What's new with Janey
04 October 2010

I don’t know stuff

Husband asked me to stop arguing with him “do you have to correct everything I say or argue with almost everything I say?”

“Yes” I replied “because this is a relationship and not North Korea, if I just agree with everything you say and never argue about a point, it’s a totalitarian regime and not a marriage”

“You can’t just let things go, you always have to correct me or have the last word” he snapped back.

“Yes, because you were wrong” I added, that was the last word and that’s how that works.

This is ironic as I was just doing to him what he does to me constantly.

I have realised something, if I do the stuff to husband in a sarcastic fashion that he does to me, then am not actually pointing out how much it annoys me, I am just confirming his behaviour that its ok to be an annoying dick. So when he constantly goes to great lengths to show me I did something wrong or to make sure that when I made a mistake and he needs it pointed out to me, me doing that to him all the time just makes us go round in circles and snipe at each other.

But he has Aspergers Syndrome and he has an excuse for being the man who has to stop a conversation to point out a small detail of what you are saying is either mis-information or plain wrong, I have no excuse for secretly planning his slow painful death by suffocating him in his sleep.

I won’t do it but I do think about it. I wonder how many women out there are married to a man who has Aspergers Syndrome and almost every day of their lives they concede defeat in a situation, despite being right they have to accept he has to say this shit because if he doesn’t he will get agitated and we have to witness the day being screwed up. The only way forward is to allow him to patronise, snicker and talk down to you about something that is totally wrong, or make him insane by proving you are right.

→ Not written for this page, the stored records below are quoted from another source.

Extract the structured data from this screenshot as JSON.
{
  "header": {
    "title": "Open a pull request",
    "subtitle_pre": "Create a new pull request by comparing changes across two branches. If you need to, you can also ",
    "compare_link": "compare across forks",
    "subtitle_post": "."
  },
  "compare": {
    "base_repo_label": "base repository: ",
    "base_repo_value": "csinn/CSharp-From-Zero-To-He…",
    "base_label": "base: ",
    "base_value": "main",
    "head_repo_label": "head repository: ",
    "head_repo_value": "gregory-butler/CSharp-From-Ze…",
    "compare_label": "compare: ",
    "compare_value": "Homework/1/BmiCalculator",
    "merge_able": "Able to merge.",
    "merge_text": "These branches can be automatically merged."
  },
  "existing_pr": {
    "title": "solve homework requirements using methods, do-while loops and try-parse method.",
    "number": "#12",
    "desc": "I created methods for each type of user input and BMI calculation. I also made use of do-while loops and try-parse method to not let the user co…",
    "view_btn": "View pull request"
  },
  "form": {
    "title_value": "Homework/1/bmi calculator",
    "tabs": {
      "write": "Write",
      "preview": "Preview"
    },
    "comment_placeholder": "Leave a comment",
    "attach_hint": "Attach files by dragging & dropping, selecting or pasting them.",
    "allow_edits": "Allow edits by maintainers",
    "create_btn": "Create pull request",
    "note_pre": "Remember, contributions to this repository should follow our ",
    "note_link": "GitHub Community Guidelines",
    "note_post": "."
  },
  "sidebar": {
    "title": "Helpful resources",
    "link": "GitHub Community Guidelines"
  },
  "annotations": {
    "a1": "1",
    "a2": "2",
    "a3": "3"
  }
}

What do you actually win? The point? No…because he will go to further lengths to explain how he is right and we will be stuck in an anger cycle of frustration and at the end of it the answer is he has Aspergers Syndrome.
The down side for me is I tend to agree with stuff am not agreeing with just to get past this situation. OR we can debate, argue and he can constantly repeat his point, because men with Aspergers Syndrome assume if they just repeat the thing they are saying over and over again, it will win over everyone eventually. (it usually doesn’t but exhausts everyone)

I feel disloyal writing this down as my husband doesn’t mean to hurt me or wants me to be an ‘agreeing person’ it would shock him if he knew I felt like that sometimes, then it would no doubt cause another argument which would be catastrophic as he now wont be sure if I am agreeing to shut him up or agreeing because he is right and we all know how he needs to feel he is right!

The upside is I don’t have Aspergers Syndrome and neither does Ashley and we can have arguments that don’t end in Groundhog Day like tendencies.

So if you have arguing with someone today, think of me.

Oh, did I mention what started the argument? We bought a Behringer mixing desk to make better podcasts and it doesn’t work with Windows 7 and that made him slightly mental and set him off on a big Aspergic trip of jaggy anger. Yeah…if I could meet Mr Behringer today I would punch him in the balls._

1 Response

  1. My Dad has Aspergers. I mean, it hasn't been diagnosed or anything (he's 85 and doesn't go for any of that therapy crap), but from everything I've read, he fits the description. Of course, growing up in the 60's and 70's, we had no clue, but we knew he was weird. And not weird in a slightly lovable eccentric kind of way, but in a frustrating and maddening kind of way. For example, he constantly repeats the same joke phrases over and over again several times a day, each time expecting us all to fall about ourselves laughing, except by now we've heard them daily for 50 years. He also has odd reactions to some physical sensations. The smell of mustard drives him practically to violence; we never could put prepared mustard out on the kitchen table. When everyone around the dinner table is enjoying a fine side dish of fried potatoes, he's complaining that it tastes like diesel fuel.

    My mother finally figured this out about him from watching Dr. Phil (on American TV). But even so, he drives her nuts, since diabetes and old age has made him meaner. Now that I know this about him, I can cut him more slack, but still, his inability to read social cues, or interact with people in socially acceptable ways requires for me to take frequent relief breaks from his company. I don't know how my mother has lived with him for over 50 years.

    My brother has a boss with Aspergers. Through interacting with him, he's been able to help me gain further insight into this condition. Of course, all the insight in the world still can't instill the patience one needs daily. I know my Dad loves us, and we love him too, but sometimes he's impossible to like.

    Lest you think we had a miserable childhood, our dad could also do some really cool stuff. He was a mathematical genius, an engineer, and loved science. He helped us all have killer science projects in school. One year he and my brother built a small still for a project, and then used it to make plum brandy out of the plums from trees in our backyard. He was also on the cutting edge of technical stuff, and we had things like a hifi stereo system and calculators, and computers, long before anyone else we knew.

    I wrote this only to say I think I understand your frustration, not to say I have any answers for it. The affection you and your husband have for each other shines through both in your book, and in your blog posts. That, and your sense of humor, will pull you through in the long run.